When Akira starts at a new high school, she isn’t expecting to run into her best friend from kindergarten, Fumi! They strike up their friendship again, but Fumi is trying to mend a broken heart: her girlfriend left her and is getting married. She’s glad to be asked out by another classmate, Sugimoto, but she’s struggling to get over her last relationship. Akira is protective of Fumi and tries to help her move on. This is the same mangaka who wrote Wandering Son, which is a beloved manga series featuring trans characters. (In fact, this one discusses identity enough that it might even belong in the lesbian manga category.)

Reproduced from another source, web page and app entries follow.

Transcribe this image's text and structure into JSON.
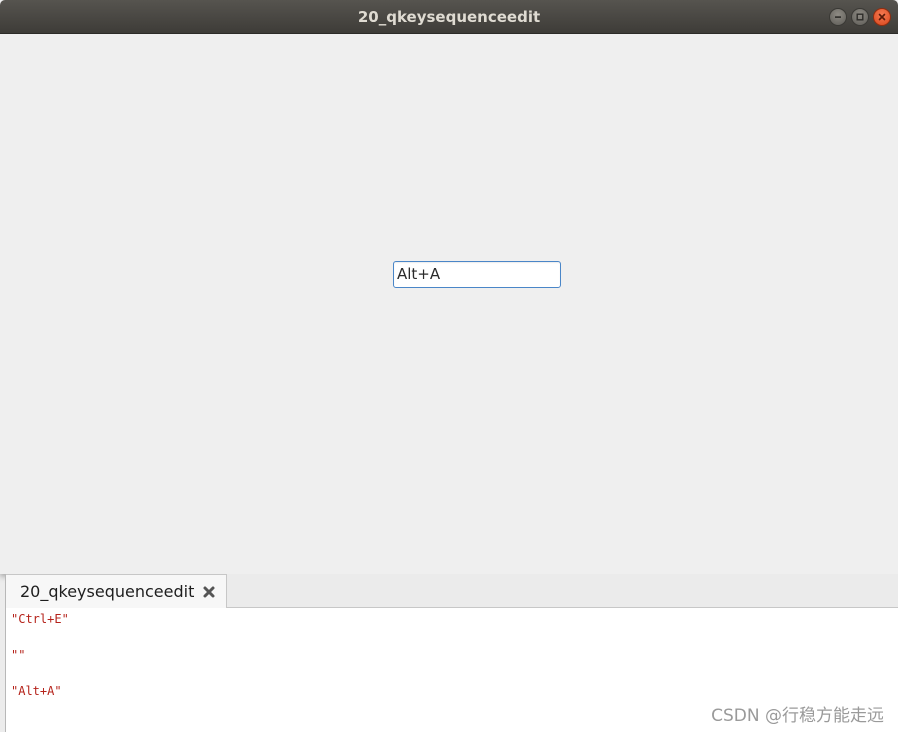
{
  "window": {
    "title": "20_qkeysequenceedit"
  },
  "key_sequence_edit": {
    "value": "Alt+A"
  },
  "output_pane": {
    "tab": {
      "label": "20_qkeysequenceedit"
    },
    "lines": [
      "\"Ctrl+E\"",
      "\"\"",
      "\"Alt+A\""
    ]
  },
  "watermark": {
    "text": "CSDN @行稳方能走远"
  },
  "colors": {
    "titlebar": "#3e3c38",
    "close_button": "#e5541f",
    "input_border": "#4a86c8",
    "output_text": "#b5231b"
  },
  "icons": {
    "minimize": "minimize-icon",
    "maximize": "maximize-icon",
    "close": "close-icon",
    "tab_close": "tab-close-icon"
  }
}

I am conflicted about this title, because on the one hand, it’s the most absorbing manga series I’ve ever read. On the other hand… just look at that cover. It follows Yuzu, a fun-loving girl who’s just started at a new high school and is shocked by their strict rules. She immediately comes into conflict with Mei, the student council president, who has no tolerance for her. Then, plot twist, Mei turns out to be Yuzu’s new stepsister! This is a romance between stepsisters, but they have just met. There is questionable consent, but it is grappled with: Mei has gone through sexual abuse, and has a fractured relationship with her sexuality. This isn’t an entirely healthy relationship, and there’s definitely a lot of angst, but it is captivating.
This is a typical blushing schoolgirl yuri romance, with a lingering hug acting as the climax of the story, but I really enjoyed it. Konatsu is just starting at a new school (is anyone else noticing a pattern?), and they are holding an event hosted by the Aquarium Club. When she attends, she runs into the sole member of the club, Koyuki, and they share a shy conversation. Konatsu discovers that she has to join a school club—will she choose the Home Ec Club that her friendly classmate Kaede invited her to, or will she help out Koyuki at the Aquarium Club? This is an adorable story, and I liked that Konatsu helps Koyuki to take some time for herself and not always live up to the standard others hold her to. I also thought the aquarium theme made for beautiful illustrations.
Kobayashi has a pretty regular life working as a programmer—until she bumps into Tohru. Tohru is a dragon, and she seems to hate every human except Kobayashi, which means they end up living together. It turns into a slapstick slice-of-life comedy with a lot of crass humor.
Despite all the ridiculousness, this is still one of the few yuri manga series with adult main characters.